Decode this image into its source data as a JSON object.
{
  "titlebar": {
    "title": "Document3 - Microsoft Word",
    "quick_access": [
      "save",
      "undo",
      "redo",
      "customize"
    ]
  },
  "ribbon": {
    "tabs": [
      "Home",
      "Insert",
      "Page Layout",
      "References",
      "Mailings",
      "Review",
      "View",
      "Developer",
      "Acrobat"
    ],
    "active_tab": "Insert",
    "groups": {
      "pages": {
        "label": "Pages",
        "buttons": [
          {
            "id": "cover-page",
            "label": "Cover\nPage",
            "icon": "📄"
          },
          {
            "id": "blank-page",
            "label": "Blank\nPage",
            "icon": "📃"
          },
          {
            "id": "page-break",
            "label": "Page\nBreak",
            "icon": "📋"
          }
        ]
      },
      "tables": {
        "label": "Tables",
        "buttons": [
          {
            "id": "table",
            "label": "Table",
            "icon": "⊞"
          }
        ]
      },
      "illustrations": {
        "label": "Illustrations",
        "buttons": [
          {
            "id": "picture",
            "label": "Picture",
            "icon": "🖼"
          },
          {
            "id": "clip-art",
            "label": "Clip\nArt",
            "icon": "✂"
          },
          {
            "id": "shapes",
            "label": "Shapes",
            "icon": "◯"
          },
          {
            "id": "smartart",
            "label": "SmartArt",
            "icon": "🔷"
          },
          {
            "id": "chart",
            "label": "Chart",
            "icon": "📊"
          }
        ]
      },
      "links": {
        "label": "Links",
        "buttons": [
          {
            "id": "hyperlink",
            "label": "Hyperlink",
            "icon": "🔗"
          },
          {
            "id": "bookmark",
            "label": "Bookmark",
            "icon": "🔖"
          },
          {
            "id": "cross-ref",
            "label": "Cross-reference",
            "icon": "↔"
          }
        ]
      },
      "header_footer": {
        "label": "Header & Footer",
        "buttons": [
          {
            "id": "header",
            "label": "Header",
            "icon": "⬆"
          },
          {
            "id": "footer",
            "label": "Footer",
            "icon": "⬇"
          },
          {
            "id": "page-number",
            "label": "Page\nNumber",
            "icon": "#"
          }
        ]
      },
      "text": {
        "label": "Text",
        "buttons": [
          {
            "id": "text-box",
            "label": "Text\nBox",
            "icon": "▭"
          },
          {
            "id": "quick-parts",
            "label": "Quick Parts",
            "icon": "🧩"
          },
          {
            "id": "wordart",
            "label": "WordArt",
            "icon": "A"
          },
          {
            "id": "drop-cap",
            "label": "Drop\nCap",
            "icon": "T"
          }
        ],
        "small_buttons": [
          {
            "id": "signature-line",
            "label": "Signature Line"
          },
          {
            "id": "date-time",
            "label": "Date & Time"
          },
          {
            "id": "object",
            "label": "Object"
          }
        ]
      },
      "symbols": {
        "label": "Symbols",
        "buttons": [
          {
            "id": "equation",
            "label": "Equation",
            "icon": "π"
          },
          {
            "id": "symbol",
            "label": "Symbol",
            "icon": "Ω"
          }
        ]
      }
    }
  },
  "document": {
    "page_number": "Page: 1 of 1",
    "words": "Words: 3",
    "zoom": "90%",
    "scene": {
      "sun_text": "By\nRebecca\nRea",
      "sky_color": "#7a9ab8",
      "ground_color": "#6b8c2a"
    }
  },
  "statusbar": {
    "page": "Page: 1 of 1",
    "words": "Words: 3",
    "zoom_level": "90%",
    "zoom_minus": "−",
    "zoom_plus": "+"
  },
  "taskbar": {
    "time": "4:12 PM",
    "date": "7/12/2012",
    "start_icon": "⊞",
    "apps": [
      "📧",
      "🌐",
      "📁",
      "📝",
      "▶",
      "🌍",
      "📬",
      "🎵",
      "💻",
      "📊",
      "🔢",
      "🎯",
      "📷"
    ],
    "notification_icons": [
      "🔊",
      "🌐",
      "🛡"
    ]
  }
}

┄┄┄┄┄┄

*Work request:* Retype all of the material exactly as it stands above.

*Task output:*
Decode this image into its source data as a JSON object.
{
  "titlebar": {
    "title": "Document3 - Microsoft Word",
    "quick_access": [
      "save",
      "undo",
      "redo",
      "customize"
    ]
  },
  "ribbon": {
    "tabs": [
      "Home",
      "Insert",
      "Page Layout",
      "References",
      "Mailings",
      "Review",
      "View",
      "Developer",
      "Acrobat"
    ],
    "active_tab": "Insert",
    "groups": {
      "pages": {
        "label": "Pages",
        "buttons": [
          {
            "id": "cover-page",
            "label": "Cover\nPage",
            "icon": "📄"
          },
          {
            "id": "blank-page",
            "label": "Blank\nPage",
            "icon": "📃"
          },
          {
            "id": "page-break",
            "label": "Page\nBreak",
            "icon": "📋"
          }
        ]
      },
      "tables": {
        "label": "Tables",
        "buttons": [
          {
            "id": "table",
            "label": "Table",
            "icon": "⊞"
          }
        ]
      },
      "illustrations": {
        "label": "Illustrations",
        "buttons": [
          {
            "id": "picture",
            "label": "Picture",
            "icon": "🖼"
          },
          {
            "id": "clip-art",
            "label": "Clip\nArt",
            "icon": "✂"
          },
          {
            "id": "shapes",
            "label": "Shapes",
            "icon": "◯"
          },
          {
            "id": "smartart",
            "label": "SmartArt",
            "icon": "🔷"
          },
          {
            "id": "chart",
            "label": "Chart",
            "icon": "📊"
          }
        ]
      },
      "links": {
        "label": "Links",
        "buttons": [
          {
            "id": "hyperlink",
            "label": "Hyperlink",
            "icon": "🔗"
          },
          {
            "id": "bookmark",
            "label": "Bookmark",
            "icon": "🔖"
          },
          {
            "id": "cross-ref",
            "label": "Cross-reference",
            "icon": "↔"
          }
        ]
      },
      "header_footer": {
        "label": "Header & Footer",
        "buttons": [
          {
            "id": "header",
            "label": "Header",
            "icon": "⬆"
          },
          {
            "id": "footer",
            "label": "Footer",
            "icon": "⬇"
          },
          {
            "id": "page-number",
            "label": "Page\nNumber",
            "icon": "#"
          }
        ]
      },
      "text": {
        "label": "Text",
        "buttons": [
          {
            "id": "text-box",
            "label": "Text\nBox",
            "icon": "▭"
          },
          {
            "id": "quick-parts",
            "label": "Quick Parts",
            "icon": "🧩"
          },
          {
            "id": "wordart",
            "label": "WordArt",
            "icon": "A"
          },
          {
            "id": "drop-cap",
            "label": "Drop\nCap",
            "icon": "T"
          }
        ],
        "small_buttons": [
          {
            "id": "signature-line",
            "label": "Signature Line"
          },
          {
            "id": "date-time",
            "label": "Date & Time"
          },
          {
            "id": "object",
            "label": "Object"
          }
        ]
      },
      "symbols": {
        "label": "Symbols",
        "buttons": [
          {
            "id": "equation",
            "label": "Equation",
            "icon": "π"
          },
          {
            "id": "symbol",
            "label": "Symbol",
            "icon": "Ω"
          }
        ]
      }
    }
  },
  "document": {
    "page_number": "Page: 1 of 1",
    "words": "Words: 3",
    "zoom": "90%",
    "scene": {
      "sun_text": "By\nRebecca\nRea",
      "sky_color": "#7a9ab8",
      "ground_color": "#6b8c2a"
    }
  },
  "statusbar": {
    "page": "Page: 1 of 1",
    "words": "Words: 3",
    "zoom_level": "90%",
    "zoom_minus": "−",
    "zoom_plus": "+"
  },
  "taskbar": {
    "time": "4:12 PM",
    "date": "7/12/2012",
    "start_icon": "⊞",
    "apps": [
      "📧",
      "🌐",
      "📁",
      "📝",
      "▶",
      "🌍",
      "📬",
      "🎵",
      "💻",
      "📊",
      "🔢",
      "🎯",
      "📷"
    ],
    "notification_icons": [
      "🔊",
      "🌐",
      "🛡"
    ]
  }
}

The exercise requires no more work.